Vedanta’s Anil Agarwal decides to aggressively increase oil and gas production, enlarging metal outputs like zinc and aluminium and entering into semiconductor production. The mining tycoon is unfazed by concerns over the company’s debt levels.
In 1976, Agarwal started a business in Mumbai as a scrap-metal dealer and determined mining as an essential economic activity that cuts import dependence, creates jobs, and surges prosperity.
In an interview, he said they would produce 300,000 barrels of oil (and oil equivalent gas) in 2 years and 500,000 barrels in 4-5 years.
In FY23, Vedanta produced 142,615 barrels of oil and equivalent gas, chiefly from Rajasthan assets.
Due to increasing demand, zinc Production is targeted at around 3 million tons from assets in India and South Africa. This would cater to the demand-supply gap, producing about 3 million tons worth $1,000 per ton as aluminium sees a 20% YoY growth. Vedanta had 2.3 million tons of aluminium in FY22-23.
Emphasising the importance of metals, Agarwal said EVs and renewable energy sources would need five times copper, aluminium, and zinc. Metals like lithium and cobalt are key ingredients for making batteries and panels for EVs and renewable energy.
Vedanta is targeting a $100 billion company by 2030 from the present $20 billion with new planned investments in the zinc, oil, and gas sectors.
The company enters into manufacturing semiconductor and display fabs. The first semiconductor from the planned factory in Gujarat will be rolled out in two-and-a-half years.

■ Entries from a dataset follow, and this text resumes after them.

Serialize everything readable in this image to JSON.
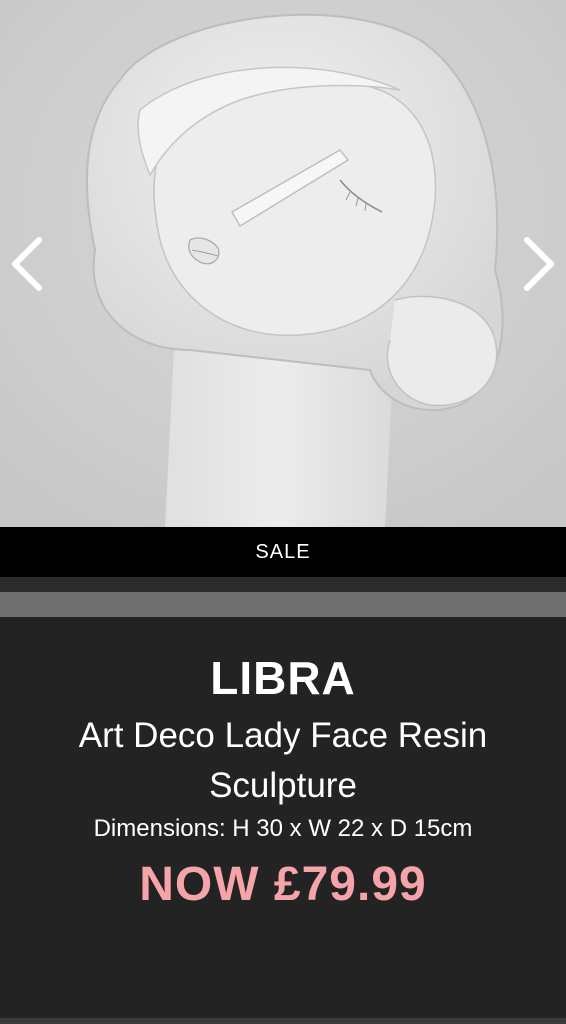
{
  "gallery": {
    "image_alt": "Art Deco lady face sculpture",
    "prev_icon": "chevron-left-icon",
    "next_icon": "chevron-right-icon"
  },
  "sale_banner": {
    "label": "SALE"
  },
  "product": {
    "brand": "LIBRA",
    "name": "Art Deco Lady Face Resin Sculpture",
    "dimensions": "Dimensions: H 30 x W 22 x D 15cm",
    "price": "NOW £79.99",
    "price_color": "#f5a5aa"
  },
  "colors": {
    "background": "#232323",
    "sale_bar": "#000000",
    "accent_grey": "#6f6f6f"
  }
}
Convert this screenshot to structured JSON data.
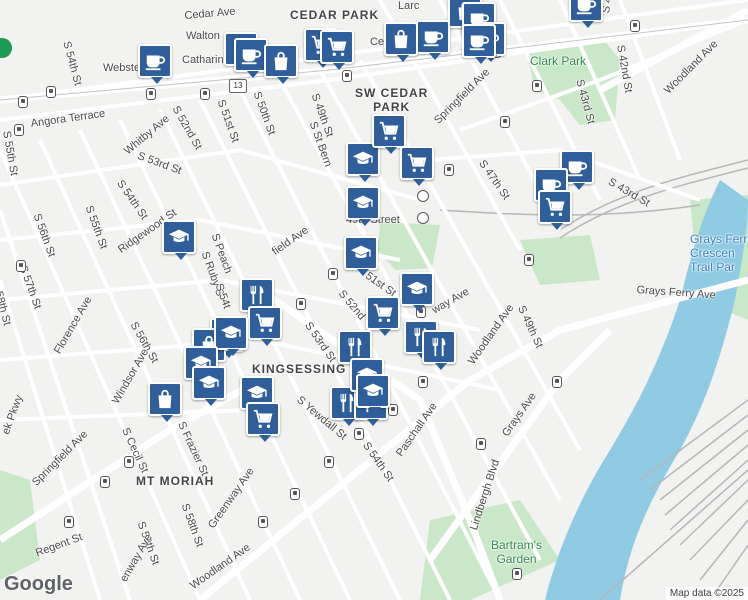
{
  "colors": {
    "land": "#f2f2f0",
    "road": "#ffffff",
    "park": "#c9e8c7",
    "water": "#8fcbe3",
    "rail": "#b7b7b7",
    "marker": "#2f5f9a"
  },
  "labels": {
    "cedar_ave": "Cedar Ave",
    "cedar_park": "CEDAR PARK",
    "walton": "Walton",
    "catharin": "Catharin",
    "webster": "Webster",
    "s_54th_top": "S 54th St",
    "s_50th": "S 50th St",
    "s_51st": "S 51st St",
    "s_49th_top": "S 49th St",
    "s_st_bern": "S St Bern",
    "sw_cedar_park": "SW CEDAR\nPARK",
    "larc": "Larc",
    "ce": "Ce",
    "springfield_ave_top": "Springfield Ave",
    "clark_park": "Clark Park",
    "s_44th": "S 44th St",
    "s_43rd_top": "S 43rd St",
    "s_42nd": "S 42nd St",
    "woodland_ave_ne": "Woodland Ave",
    "s_43rd_mid": "S 43rd St",
    "s_47th": "S 47th St",
    "angora_terrace": "Angora Terrace",
    "whitby_ave": "Whitby Ave",
    "s_52nd_top": "S 52nd St",
    "s_53rd_top": "S 53rd St",
    "s_55th_left": "S 55th St",
    "s_54th_left": "S 54th St",
    "s_55th_mid": "S 55th St",
    "s_56th": "S 56th St",
    "s_57th": "S 57th St",
    "s_58th_left": "58th St",
    "ridgewood": "Ridgewood St",
    "s_peach": "S Peach",
    "s_ruby": "S Ruby S",
    "s_54t": "S 54t",
    "springfield_mid": "field Ave",
    "street_49": "49th Street",
    "s_51st_mid": "51st St",
    "s_52nd_mid": "S 52nd",
    "chester_ave": "way Ave",
    "grays_ferry_crescent": "Grays Ferr\nCrescen\nTrail Par",
    "grays_ferry_ave": "Grays Ferry Ave",
    "woodland_ave_mid": "Woodland Ave",
    "s_49th_mid": "S 49th St",
    "florence_ave": "Florence Ave",
    "s_56th_mid": "S 56th St",
    "windsor_ave": "Windsor Ave",
    "s_53rd_mid": "S 53rd St",
    "kingsessing": "KINGSESSING",
    "s_frazier": "S Frazier St",
    "s_cecil": "S Cecil St",
    "springfield_ave_low": "Springfield Ave",
    "yewdall": "S Yewdall St",
    "s_54th_low": "S 54th St",
    "paschall_ave": "Paschall Ave",
    "grays_ave": "Grays Ave",
    "lindbergh": "Lindbergh Blvd",
    "greenway_ave": "Greenway Ave",
    "mt_moriah": "MT MORIAH",
    "s_58th_low": "S 58th St",
    "s_59th": "S 59th St",
    "regent_st": "Regent St",
    "woodland_ave_sw": "Woodland Ave",
    "ek_pkwy": "ek Pkwy",
    "bartrams": "Bartram's\nGarden",
    "enway": "enway Ave",
    "route_13": "13"
  },
  "footer": {
    "logo": "Google",
    "attribution": "Map data ©2025"
  },
  "markers": [
    {
      "icon": "cup-icon"
    },
    {
      "icon": "bag-icon"
    },
    {
      "icon": "cup-icon"
    },
    {
      "icon": "cup-icon"
    },
    {
      "icon": "cup-icon"
    },
    {
      "icon": "cart-icon"
    },
    {
      "icon": "bag-icon"
    },
    {
      "icon": "cup-icon"
    },
    {
      "icon": "cup-icon"
    },
    {
      "icon": "bag-icon"
    },
    {
      "icon": "bag-icon"
    },
    {
      "icon": "cup-icon"
    },
    {
      "icon": "cart-icon"
    },
    {
      "icon": "school-icon"
    },
    {
      "icon": "cart-icon"
    },
    {
      "icon": "cart-icon"
    },
    {
      "icon": "cup-icon"
    },
    {
      "icon": "cup-icon"
    },
    {
      "icon": "cart-icon"
    },
    {
      "icon": "school-icon"
    },
    {
      "icon": "school-icon"
    },
    {
      "icon": "school-icon"
    },
    {
      "icon": "school-icon"
    },
    {
      "icon": "utensils-icon"
    },
    {
      "icon": "cart-icon"
    },
    {
      "icon": "cart-icon"
    },
    {
      "icon": "utensils-icon"
    },
    {
      "icon": "utensils-icon"
    },
    {
      "icon": "utensils-icon"
    },
    {
      "icon": "bag-icon"
    },
    {
      "icon": "school-icon"
    },
    {
      "icon": "school-icon"
    },
    {
      "icon": "school-icon"
    },
    {
      "icon": "school-icon"
    },
    {
      "icon": "bag-icon"
    },
    {
      "icon": "school-icon"
    },
    {
      "icon": "cart-icon"
    },
    {
      "icon": "utensils-icon"
    },
    {
      "icon": "utensils-icon"
    },
    {
      "icon": "school-icon"
    },
    {
      "icon": "school-icon"
    }
  ]
}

Vedanta formed a joint venture with Apple supplier Foxconn to make chips with a total planned investment of $20 billion for semiconductors chip and display chip manufacturing.
India’s semiconductor market will touch $63 billion by 2026, compared with $15 billion in 2020.
India expends Rs 3.6 lakh crore yearly on imports of oil and gas and electronics. This can be reversed through exploration within the country and local manufacturing. India’s per capita income should rise to $5,000 from the current $2,000 only if natural resources are explored, imports are reduced, and more jobs are created.
Agarwal constructed the large natural resources group using borrowed money to buy distressed assets from the government and mining companies.
It has two main assets- a 50.1% stake in Mumbai-listed Vedanta Ltd and a 79.4% holding in KCM, a copper mine and smelter in Zambia seized by the government. Vedanta Ltd controls Hindustan Zinc and Cairn Oil & Gas with aluminium, zinc, and copper assets.